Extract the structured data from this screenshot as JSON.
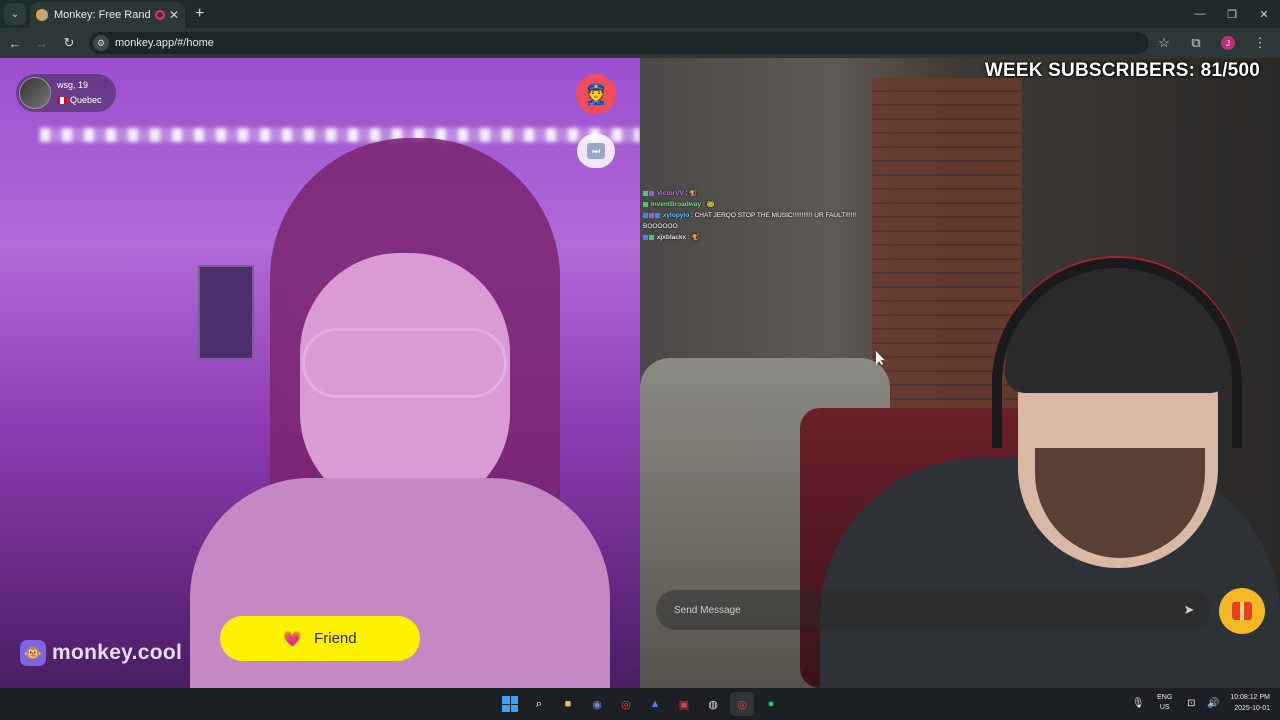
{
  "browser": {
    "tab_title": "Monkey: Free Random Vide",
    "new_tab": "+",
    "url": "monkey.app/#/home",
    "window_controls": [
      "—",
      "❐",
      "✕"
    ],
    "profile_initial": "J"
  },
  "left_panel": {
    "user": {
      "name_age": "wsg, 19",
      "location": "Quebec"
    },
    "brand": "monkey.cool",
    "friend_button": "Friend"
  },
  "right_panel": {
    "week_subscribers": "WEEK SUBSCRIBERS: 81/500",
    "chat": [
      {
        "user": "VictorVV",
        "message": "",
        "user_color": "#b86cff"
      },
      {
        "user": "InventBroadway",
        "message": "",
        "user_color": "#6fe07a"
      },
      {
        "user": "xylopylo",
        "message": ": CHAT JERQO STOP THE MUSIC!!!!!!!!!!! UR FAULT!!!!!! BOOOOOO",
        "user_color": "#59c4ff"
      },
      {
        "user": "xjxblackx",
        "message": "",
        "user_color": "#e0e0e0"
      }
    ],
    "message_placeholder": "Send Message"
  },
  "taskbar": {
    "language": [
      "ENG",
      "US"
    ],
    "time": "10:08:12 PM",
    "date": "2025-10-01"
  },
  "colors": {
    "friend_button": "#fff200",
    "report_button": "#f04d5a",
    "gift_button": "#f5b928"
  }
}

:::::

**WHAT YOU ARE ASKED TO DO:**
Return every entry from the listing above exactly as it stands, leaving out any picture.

**THE COMPLETED TASK:**
Extract the structured data from this screenshot as JSON.
{
  "browser": {
    "tab_title": "Monkey: Free Random Vide",
    "new_tab": "+",
    "url": "monkey.app/#/home",
    "window_controls": [
      "—",
      "❐",
      "✕"
    ],
    "profile_initial": "J"
  },
  "left_panel": {
    "user": {
      "name_age": "wsg, 19",
      "location": "Quebec"
    },
    "brand": "monkey.cool",
    "friend_button": "Friend"
  },
  "right_panel": {
    "week_subscribers": "WEEK SUBSCRIBERS: 81/500",
    "chat": [
      {
        "user": "VictorVV",
        "message": "",
        "user_color": "#b86cff"
      },
      {
        "user": "InventBroadway",
        "message": "",
        "user_color": "#6fe07a"
      },
      {
        "user": "xylopylo",
        "message": ": CHAT JERQO STOP THE MUSIC!!!!!!!!!!! UR FAULT!!!!!! BOOOOOO",
        "user_color": "#59c4ff"
      },
      {
        "user": "xjxblackx",
        "message": "",
        "user_color": "#e0e0e0"
      }
    ],
    "message_placeholder": "Send Message"
  },
  "taskbar": {
    "language": [
      "ENG",
      "US"
    ],
    "time": "10:08:12 PM",
    "date": "2025-10-01"
  },
  "colors": {
    "friend_button": "#fff200",
    "report_button": "#f04d5a",
    "gift_button": "#f5b928"
  }
}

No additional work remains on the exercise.